“You’re seeing a lot of multifamily (development) popping up and that’s just going to make the market stronger.”
South End has been ground zero for Charlotte’s recent apartment boom, with what seems like a hulking new complex on every block in that neighborhood. Thousands of units are currently under construction in South End and are set to open within the next couple of years. On the other side of the Midtown submarket, at the intersection of Morehead Street and Kenilworth Avenue, two apartment projects have been announced, though neither has broken ground.
The apartment development bodes well for the future of the submarket, but Midtown appears to be hanging in there just fine at present.
Of the 11 office submarkets in the Charlotte area, only the Cotswold submarket has a lower vacancy rate than Midtown, according to the second-quarter office report from Charlotte-based Karnes Co. Office space in Cotswold is 6.3 percent vacant and Midtown is 9.2 percent vacant, even though Midtown has more than 2 million square feet more space, the report shows.
Midtown also boasts the fourth-highest average asking rent in the city with rents at $22.47 per square foot, trailing only the Downtown, SouthPark and N.C. 51/Southeast submarkets, the Karnes reports says.
Howard said that despite Midtown consistently being one of the healthier office submarkets in the city, it appears to be tightening.
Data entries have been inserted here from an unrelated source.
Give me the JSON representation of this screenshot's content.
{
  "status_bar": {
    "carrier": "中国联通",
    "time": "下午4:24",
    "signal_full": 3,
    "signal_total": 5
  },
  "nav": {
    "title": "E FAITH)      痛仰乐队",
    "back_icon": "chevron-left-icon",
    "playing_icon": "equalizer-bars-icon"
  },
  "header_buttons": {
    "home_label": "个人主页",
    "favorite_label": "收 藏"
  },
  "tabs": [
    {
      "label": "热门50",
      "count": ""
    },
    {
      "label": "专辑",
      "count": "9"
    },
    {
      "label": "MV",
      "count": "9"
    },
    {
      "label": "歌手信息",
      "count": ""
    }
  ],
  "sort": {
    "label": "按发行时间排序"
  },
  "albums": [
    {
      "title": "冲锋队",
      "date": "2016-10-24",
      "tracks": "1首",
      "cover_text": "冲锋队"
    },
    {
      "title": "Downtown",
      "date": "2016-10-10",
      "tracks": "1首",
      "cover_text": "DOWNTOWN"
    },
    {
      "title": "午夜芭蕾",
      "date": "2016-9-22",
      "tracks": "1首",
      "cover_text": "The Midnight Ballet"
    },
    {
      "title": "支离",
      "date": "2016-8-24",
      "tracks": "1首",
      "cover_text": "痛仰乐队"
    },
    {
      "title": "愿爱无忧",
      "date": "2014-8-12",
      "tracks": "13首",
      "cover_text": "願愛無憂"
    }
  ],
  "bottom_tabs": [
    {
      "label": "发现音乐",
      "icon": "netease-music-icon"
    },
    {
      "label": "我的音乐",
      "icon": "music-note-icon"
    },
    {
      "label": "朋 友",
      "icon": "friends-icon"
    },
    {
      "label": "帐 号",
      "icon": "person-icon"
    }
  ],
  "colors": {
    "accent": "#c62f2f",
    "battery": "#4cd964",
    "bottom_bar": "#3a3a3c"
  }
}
The Karnes numbers support that claim.
The 9.2 percent vacancy rate is the second quarter is down 1.5 percentage points from 10.7 percent vacant in 2012 and down from a recent high of 13.2 percent vacant in 2011. The last time Midtown’s vacancy rate was below the current level was in 2009, when the submarket had an 8.1 percent vacancy rate.
As vacancies are falling, rents are rising in Midtown. The second-quarter average rent of $22.47 per square foot is up from rents of $22.24 in 2012, $21.74 in 2011, $21.57 in 2010 and $21.67 in 2009.
Howard said the low vacancy coupled with rising rents, in addition to the residential rooftops coming to the submarket, could be the proper environment for additional office development. He’s just not sure when that could happen.
“There are a couple of parcels in the Midtown submarket that are viable” for new office development, he said.
“But there are two sides of the story. Looking at it from a supply-and-demand perspective, it seems like it would be viable. But I’m not sure if rents are yet to the point that it would make sense.”
New development on the horizon or not, Beacon has been playing to ensure it gets a piece of the Midtown spoils. The Southborough purchase is just the most recent move.
Beacon has four other Midtown buildings in its portfolio, totaling 185,728 square feet, according to the company website. The largest of those four is the 107,824-square-foot Morehead Place, at 521 E. Morehead St.
Don’t be surprised if that portfolio grows in the future. Robin Bookmiller, Beacon’s marketing director, said the company is eyeing other Midtown properties.